Aisha Buhari’s exposure of the rot in that special hospital helped the media to undertake several investigations that showed that figures that are bandied around in budgets are a far cry from reality. For instance, although the Centre was said to have received a zero allocation in 2017, records indicated that it got a total of N11.01billion as appropriation between 2015-2017. It was also found that the highest decision maker concerning the hospital was not its Chief Executive and Medical Director but a civil servant described as Permanently Secretary, State House. By her direct intervention, the First Lady helped to halt the misapplication of resources in that hospital to the benefit of the nation. But very little could have been achieved if she had merely said some hospitals in Nigeria are poorly run. This is why allegations that can open up governance in the country need to be direct and specific.
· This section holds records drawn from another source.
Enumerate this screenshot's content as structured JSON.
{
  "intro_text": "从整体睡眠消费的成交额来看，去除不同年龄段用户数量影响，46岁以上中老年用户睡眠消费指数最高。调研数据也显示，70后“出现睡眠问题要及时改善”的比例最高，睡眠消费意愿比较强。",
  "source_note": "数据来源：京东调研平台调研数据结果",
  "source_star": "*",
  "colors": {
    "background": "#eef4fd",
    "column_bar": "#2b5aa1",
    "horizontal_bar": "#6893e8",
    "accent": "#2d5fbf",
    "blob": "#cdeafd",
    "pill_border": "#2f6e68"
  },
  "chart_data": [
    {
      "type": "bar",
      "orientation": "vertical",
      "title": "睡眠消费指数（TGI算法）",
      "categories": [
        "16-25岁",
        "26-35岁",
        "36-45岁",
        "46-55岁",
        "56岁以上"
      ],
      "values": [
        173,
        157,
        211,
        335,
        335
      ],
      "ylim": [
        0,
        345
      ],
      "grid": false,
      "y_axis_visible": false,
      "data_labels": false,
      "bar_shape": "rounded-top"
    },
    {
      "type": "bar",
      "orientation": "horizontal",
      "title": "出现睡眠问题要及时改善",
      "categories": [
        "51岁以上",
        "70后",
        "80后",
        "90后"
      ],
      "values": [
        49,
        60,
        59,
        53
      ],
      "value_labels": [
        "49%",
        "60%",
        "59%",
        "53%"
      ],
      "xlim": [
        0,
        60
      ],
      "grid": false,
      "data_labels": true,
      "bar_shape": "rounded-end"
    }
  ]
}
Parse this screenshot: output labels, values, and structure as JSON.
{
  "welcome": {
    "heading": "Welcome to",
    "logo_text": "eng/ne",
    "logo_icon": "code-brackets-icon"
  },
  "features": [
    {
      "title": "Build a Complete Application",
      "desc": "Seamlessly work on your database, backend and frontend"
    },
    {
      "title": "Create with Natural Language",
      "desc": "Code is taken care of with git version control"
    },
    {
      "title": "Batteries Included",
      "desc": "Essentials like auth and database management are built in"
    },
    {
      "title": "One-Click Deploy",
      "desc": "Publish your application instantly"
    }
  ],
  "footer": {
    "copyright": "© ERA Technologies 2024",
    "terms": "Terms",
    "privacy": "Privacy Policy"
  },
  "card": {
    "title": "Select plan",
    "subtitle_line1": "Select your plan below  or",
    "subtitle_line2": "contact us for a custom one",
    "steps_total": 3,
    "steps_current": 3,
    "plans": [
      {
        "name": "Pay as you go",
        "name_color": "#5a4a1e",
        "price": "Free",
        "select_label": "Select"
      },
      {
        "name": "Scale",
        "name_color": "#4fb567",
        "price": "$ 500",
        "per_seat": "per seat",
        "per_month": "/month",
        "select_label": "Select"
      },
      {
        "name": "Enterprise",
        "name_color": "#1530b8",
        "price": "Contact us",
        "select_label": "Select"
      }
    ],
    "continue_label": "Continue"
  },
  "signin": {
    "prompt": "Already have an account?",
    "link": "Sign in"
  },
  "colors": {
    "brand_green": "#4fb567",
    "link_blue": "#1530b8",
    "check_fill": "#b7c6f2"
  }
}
Painfully, the nation continues to hear so many unsubstantiated allegations by politicians especially those who belong to the ruling party. Only two days ago, the presidential candidate of the All Progressives Congress, Bola Tinubu at a rally in Ado Ekiti alleged that those behind the naira and fuel scarcity in the country are anxious to create a scenario that could lead to the postponement of the general elections.Who was he referring to and why couldn’t he specific? Could it be that the opposition parties have already taken over the country’s government and are reversing APC policies or are the suspects enemies within?  If those in government continue to make such allegations some analysts might soon begin to imagine that government has run out of steam. 

Indeed, many analysts in non-partisan platforms are probably wondering why the ruling party is so concerned about naira notes and fuel but completely silent about scarcity of voting cards-PVCs! Will the Nigerians they claim to be helping use fuel and new notes to vote? One would have thought that the possibility of having many Nigerians disenfranchised would have correspondingly provoked reactions if not more from the APC or has the party found that those without pvcs are its opponents?Rather than fight over naira redesign which everyone knows to be a good policy some politicians are only interested in exploiting the challenges of its implementation. That can take the nation nowhere. 

Those who are using the argument of insufficient banking facilities to make loud calls for the postponement of the naira redesign policy should peep into Borno State and see how government solves the problems of her citizens. In that state, where years of insurgency have left the people with bank branches in only two out of 27 Local Government Areas, Governor Babagana Zulum immediately swung into action to establish branches of Microfinance Bank as well as ICT centres across the state to facilitate easy exchange of old currency notes to new ones. It seems more fulfilling to have such leaders who are willing to help the execution of desirable public policies instead of using challenges to run governance by excuses. Let the elite help the poor to retrieve their monies from banks instead of wanting to have access to funds to buy votes.